Think about all the electrical and electronic control cabinets used around your shop. Are any of them located near to an oven, furnace, or other source of heat? Imagine how hot it gets inside those cabinets with the added load of electronics giving off heat inside. With high temperature applications like these, it is a wonder how many electronics are able to survive the double-threat of summer and of hot processes.

EXAIR actually has a solution for these kinds of applications to keep cabinets in these kinds of applications cool. It is called High Temperature Cabinet Cooler. The High Temperature Cabinet Cooler System is set up to deliver the rated cooling power even under the most demanding of hot applications up to 200° F (93°C). In fact, many of our customers come to us from the Middle East countries such as Saudi Arabia, United Arab Emirates, and Oman because our High Temperature Cabinet Cooler has earned its reputation as a robust performing Cabinet Cooling System even in demanding, desert-type conditions. And since there are no moving parts to burn up or wear out, our High Temperature Cabinet Cooler will last for years with little or no maintenance.

If you are in search of your oasis in the desert with keeping your cabinets cool,

Give some serious thought to using High Temperature Cabinet Cooler. You will not be disappointed. Fill out your Cabinet Cooler sizing guide and submit to us today.

Neal Raker, Application Engineer

nealraker@exair.com

5 Ways to Save Compressed Air

1. Lower Your Pressure – A general rule of thumb states for every 2 PSIG increase in operating pressure adds an extra 1% energy cost. Increasing the main pressure to make up for a pressure loss always decreases your efficiency. You should concentrate on properly sized piping and filters to eliminate pressure drops and regulate your end use pressure with simple pressure regulators. This may allow you to lower your main operating pressure.

2. Lower Your Air Consumption – While lowering pressure will also lower consumption you probably have bigger issues than simply lowering main pressure a few PSIG. Retrofitting open blow offs and homemade blow offs with engineered products like air nozzles and air knives  is a simple, low-cost and fast way to recover wasted energy.

3. Regulate your Compressor – A regulation control on the compressor itself will allow for adjustments for different production schedules. You can run at peak performance during top production hours and program the compressor to reduce pressure during off hours and weekends. Large systems can use multiple compressors while smaller systems can benefit from newer compressors with this adjustment built right in.

4. Maintain Good Air Quality – Keeping your air quality high can lower maintenance needs, keep the system reliable and consistent, reduce wear on your air powered equipment.
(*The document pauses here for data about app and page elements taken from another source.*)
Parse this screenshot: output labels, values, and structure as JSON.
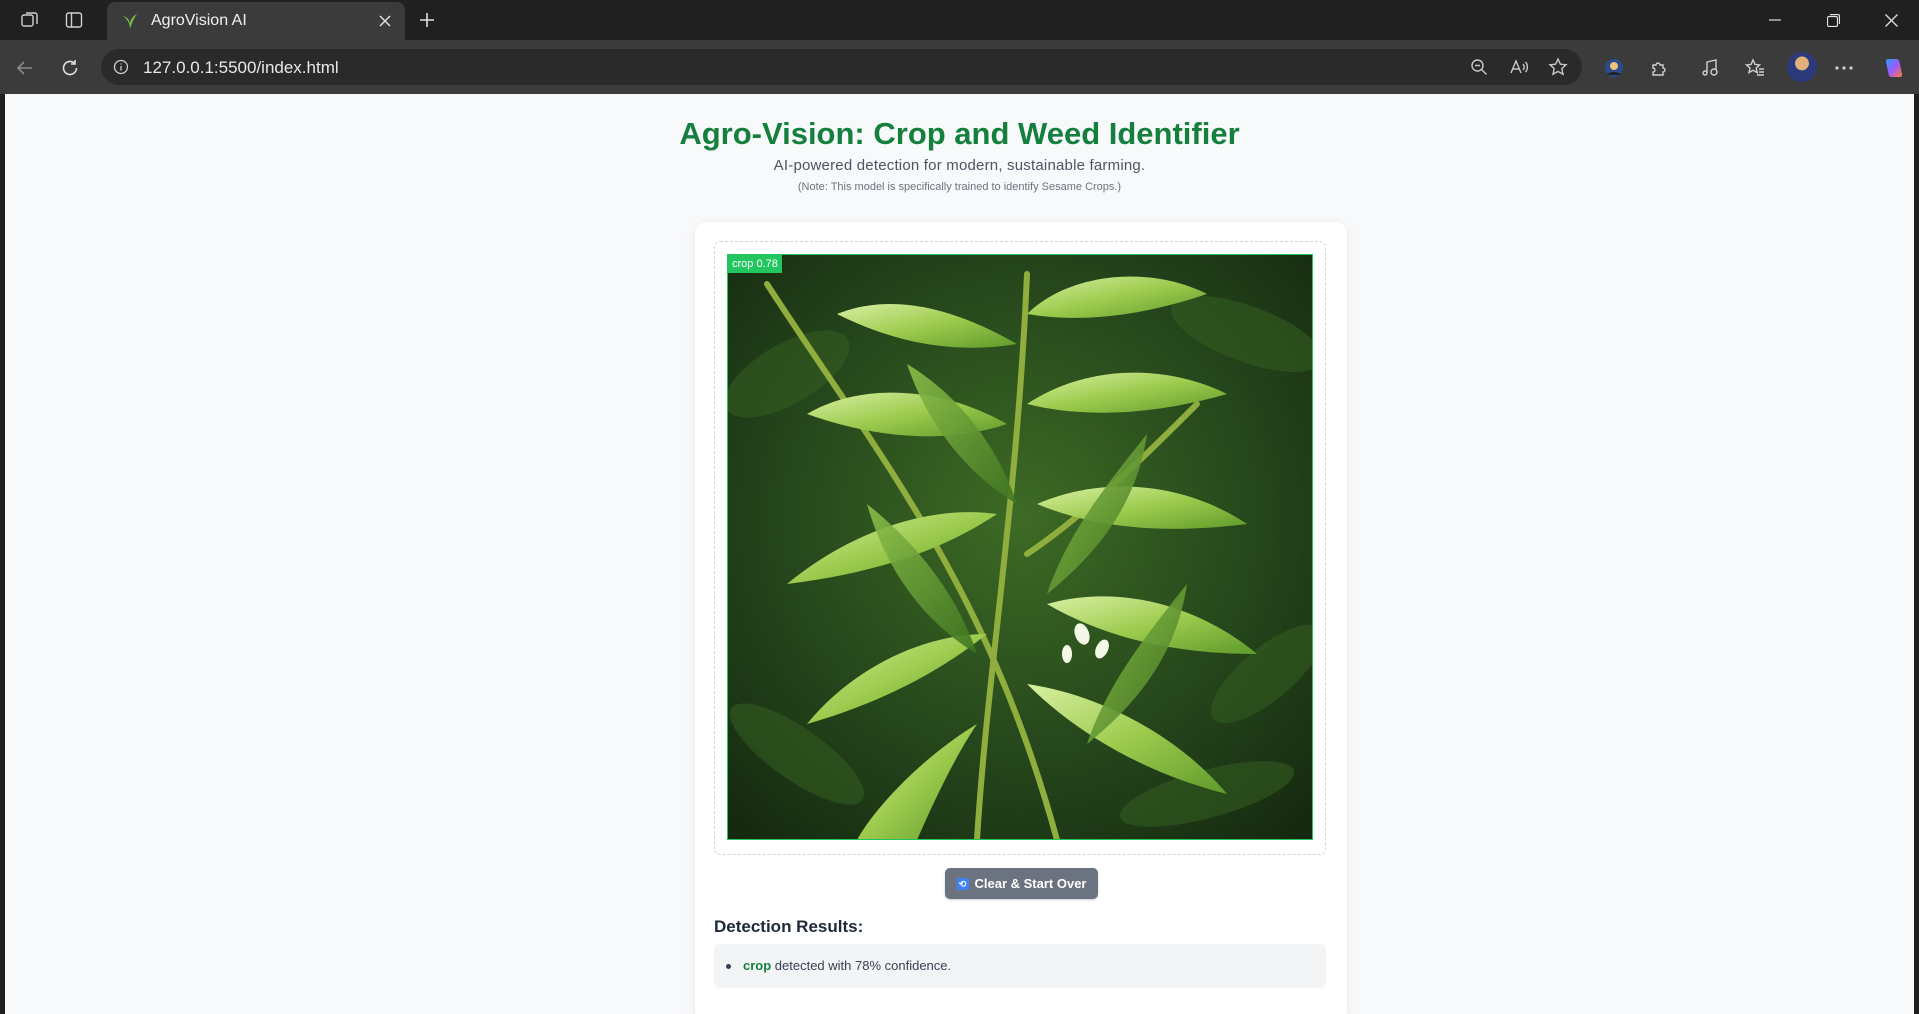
{
  "browser": {
    "tab_title": "AgroVision AI",
    "url": "127.0.0.1:5500/index.html",
    "icons": {
      "workspaces": "workspaces-icon",
      "vertical_tabs": "vertical-tabs-icon",
      "favicon": "leaf-icon",
      "close": "close-icon",
      "new_tab": "plus-icon",
      "back": "back-arrow-icon",
      "refresh": "refresh-icon",
      "info": "info-icon",
      "zoom": "zoom-out-icon",
      "read_aloud": "read-aloud-icon",
      "favorite": "star-icon",
      "extensions": "puzzle-icon",
      "more": "more-icon",
      "copilot": "copilot-icon"
    }
  },
  "page": {
    "title": "Agro-Vision: Crop and Weed Identifier",
    "subtitle": "AI-powered detection for modern, sustainable farming.",
    "note": "(Note: This model is specifically trained to identify Sesame Crops.)"
  },
  "detection": {
    "box_label": "crop 0.78",
    "clear_button": "Clear & Start Over",
    "results_heading": "Detection Results:",
    "results": [
      {
        "label": "crop",
        "text": " detected with 78% confidence."
      }
    ]
  },
  "colors": {
    "brand_green": "#15803d",
    "bbox_green": "#22c55e",
    "button_gray": "#6b7280"
  }
}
If designing a new system it is good to include an oiless compressor and an air dryer to keep good quality air. Good air quality at every opportunity will reduce wear on the entire system and keep down maintenance costs. It will also keep pressure up by eliminating any pressure loss through other filters.

5. Proper Maintenance – Planning your system well from the beginning will clearly reduce maintenance. Monitoring your system regularly is always a good plan as well. Many compressor manufacturers have maintenance services and can keep your compressor up to snuff. Letting a certified technician look over your compressor and system is not a bad idea of you are not staffed for this task. A well maintained compressor will last a long time can allow you to anticipate the service life of the machine and its components.

Kirk Edwards
Application Engineer
KirkEdwards@exair.com